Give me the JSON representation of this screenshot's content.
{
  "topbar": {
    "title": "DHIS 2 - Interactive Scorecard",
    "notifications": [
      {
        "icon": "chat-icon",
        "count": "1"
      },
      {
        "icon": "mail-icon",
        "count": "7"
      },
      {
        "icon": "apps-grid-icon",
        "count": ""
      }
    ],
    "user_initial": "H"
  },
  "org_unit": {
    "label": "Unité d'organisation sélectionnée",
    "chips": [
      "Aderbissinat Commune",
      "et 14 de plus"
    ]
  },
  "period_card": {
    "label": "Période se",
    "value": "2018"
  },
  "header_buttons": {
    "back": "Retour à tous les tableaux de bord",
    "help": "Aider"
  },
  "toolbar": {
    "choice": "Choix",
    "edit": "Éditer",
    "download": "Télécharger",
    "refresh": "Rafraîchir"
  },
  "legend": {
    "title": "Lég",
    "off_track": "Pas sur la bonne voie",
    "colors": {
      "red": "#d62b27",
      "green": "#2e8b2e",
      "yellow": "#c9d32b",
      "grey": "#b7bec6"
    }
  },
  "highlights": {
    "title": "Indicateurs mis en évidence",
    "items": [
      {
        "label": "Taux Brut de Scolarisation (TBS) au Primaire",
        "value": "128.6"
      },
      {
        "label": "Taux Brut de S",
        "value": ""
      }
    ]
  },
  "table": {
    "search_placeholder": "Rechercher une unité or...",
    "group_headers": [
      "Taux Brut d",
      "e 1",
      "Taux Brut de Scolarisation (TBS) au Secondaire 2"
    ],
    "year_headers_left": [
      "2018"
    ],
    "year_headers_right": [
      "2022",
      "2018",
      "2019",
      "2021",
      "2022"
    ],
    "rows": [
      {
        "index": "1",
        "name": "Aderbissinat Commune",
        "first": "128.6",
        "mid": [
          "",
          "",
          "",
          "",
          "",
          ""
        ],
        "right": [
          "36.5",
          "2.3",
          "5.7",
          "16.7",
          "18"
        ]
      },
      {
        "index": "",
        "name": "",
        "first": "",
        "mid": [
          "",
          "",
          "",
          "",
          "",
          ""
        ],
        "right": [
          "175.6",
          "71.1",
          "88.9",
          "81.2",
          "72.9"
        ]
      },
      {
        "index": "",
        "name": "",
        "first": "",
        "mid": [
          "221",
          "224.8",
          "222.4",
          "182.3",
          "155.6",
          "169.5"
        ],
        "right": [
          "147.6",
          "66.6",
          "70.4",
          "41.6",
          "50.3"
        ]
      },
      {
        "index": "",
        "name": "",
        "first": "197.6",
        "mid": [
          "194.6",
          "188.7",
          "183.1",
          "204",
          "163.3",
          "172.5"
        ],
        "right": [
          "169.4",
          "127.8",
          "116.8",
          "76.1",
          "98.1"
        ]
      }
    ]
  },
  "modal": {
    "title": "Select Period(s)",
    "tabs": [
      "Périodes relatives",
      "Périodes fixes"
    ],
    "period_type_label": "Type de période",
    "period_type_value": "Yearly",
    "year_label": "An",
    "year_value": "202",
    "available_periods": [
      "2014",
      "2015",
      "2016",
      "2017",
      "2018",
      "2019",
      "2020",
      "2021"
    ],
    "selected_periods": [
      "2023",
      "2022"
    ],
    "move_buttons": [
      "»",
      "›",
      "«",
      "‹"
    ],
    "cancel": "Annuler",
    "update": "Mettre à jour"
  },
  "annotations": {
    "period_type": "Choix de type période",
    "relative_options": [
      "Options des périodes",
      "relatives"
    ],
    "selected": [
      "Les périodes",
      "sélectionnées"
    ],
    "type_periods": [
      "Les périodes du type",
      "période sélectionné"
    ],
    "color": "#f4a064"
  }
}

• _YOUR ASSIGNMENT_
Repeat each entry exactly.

• _WRITTEN ANSWER_
Give me the JSON representation of this screenshot's content.
{
  "topbar": {
    "title": "DHIS 2 - Interactive Scorecard",
    "notifications": [
      {
        "icon": "chat-icon",
        "count": "1"
      },
      {
        "icon": "mail-icon",
        "count": "7"
      },
      {
        "icon": "apps-grid-icon",
        "count": ""
      }
    ],
    "user_initial": "H"
  },
  "org_unit": {
    "label": "Unité d'organisation sélectionnée",
    "chips": [
      "Aderbissinat Commune",
      "et 14 de plus"
    ]
  },
  "period_card": {
    "label": "Période se",
    "value": "2018"
  },
  "header_buttons": {
    "back": "Retour à tous les tableaux de bord",
    "help": "Aider"
  },
  "toolbar": {
    "choice": "Choix",
    "edit": "Éditer",
    "download": "Télécharger",
    "refresh": "Rafraîchir"
  },
  "legend": {
    "title": "Lég",
    "off_track": "Pas sur la bonne voie",
    "colors": {
      "red": "#d62b27",
      "green": "#2e8b2e",
      "yellow": "#c9d32b",
      "grey": "#b7bec6"
    }
  },
  "highlights": {
    "title": "Indicateurs mis en évidence",
    "items": [
      {
        "label": "Taux Brut de Scolarisation (TBS) au Primaire",
        "value": "128.6"
      },
      {
        "label": "Taux Brut de S",
        "value": ""
      }
    ]
  },
  "table": {
    "search_placeholder": "Rechercher une unité or...",
    "group_headers": [
      "Taux Brut d",
      "e 1",
      "Taux Brut de Scolarisation (TBS) au Secondaire 2"
    ],
    "year_headers_left": [
      "2018"
    ],
    "year_headers_right": [
      "2022",
      "2018",
      "2019",
      "2021",
      "2022"
    ],
    "rows": [
      {
        "index": "1",
        "name": "Aderbissinat Commune",
        "first": "128.6",
        "mid": [
          "",
          "",
          "",
          "",
          "",
          ""
        ],
        "right": [
          "36.5",
          "2.3",
          "5.7",
          "16.7",
          "18"
        ]
      },
      {
        "index": "",
        "name": "",
        "first": "",
        "mid": [
          "",
          "",
          "",
          "",
          "",
          ""
        ],
        "right": [
          "175.6",
          "71.1",
          "88.9",
          "81.2",
          "72.9"
        ]
      },
      {
        "index": "",
        "name": "",
        "first": "",
        "mid": [
          "221",
          "224.8",
          "222.4",
          "182.3",
          "155.6",
          "169.5"
        ],
        "right": [
          "147.6",
          "66.6",
          "70.4",
          "41.6",
          "50.3"
        ]
      },
      {
        "index": "",
        "name": "",
        "first": "197.6",
        "mid": [
          "194.6",
          "188.7",
          "183.1",
          "204",
          "163.3",
          "172.5"
        ],
        "right": [
          "169.4",
          "127.8",
          "116.8",
          "76.1",
          "98.1"
        ]
      }
    ]
  },
  "modal": {
    "title": "Select Period(s)",
    "tabs": [
      "Périodes relatives",
      "Périodes fixes"
    ],
    "period_type_label": "Type de période",
    "period_type_value": "Yearly",
    "year_label": "An",
    "year_value": "202",
    "available_periods": [
      "2014",
      "2015",
      "2016",
      "2017",
      "2018",
      "2019",
      "2020",
      "2021"
    ],
    "selected_periods": [
      "2023",
      "2022"
    ],
    "move_buttons": [
      "»",
      "›",
      "«",
      "‹"
    ],
    "cancel": "Annuler",
    "update": "Mettre à jour"
  },
  "annotations": {
    "period_type": "Choix de type période",
    "relative_options": [
      "Options des périodes",
      "relatives"
    ],
    "selected": [
      "Les périodes",
      "sélectionnées"
    ],
    "type_periods": [
      "Les périodes du type",
      "période sélectionné"
    ],
    "color": "#f4a064"
  }
}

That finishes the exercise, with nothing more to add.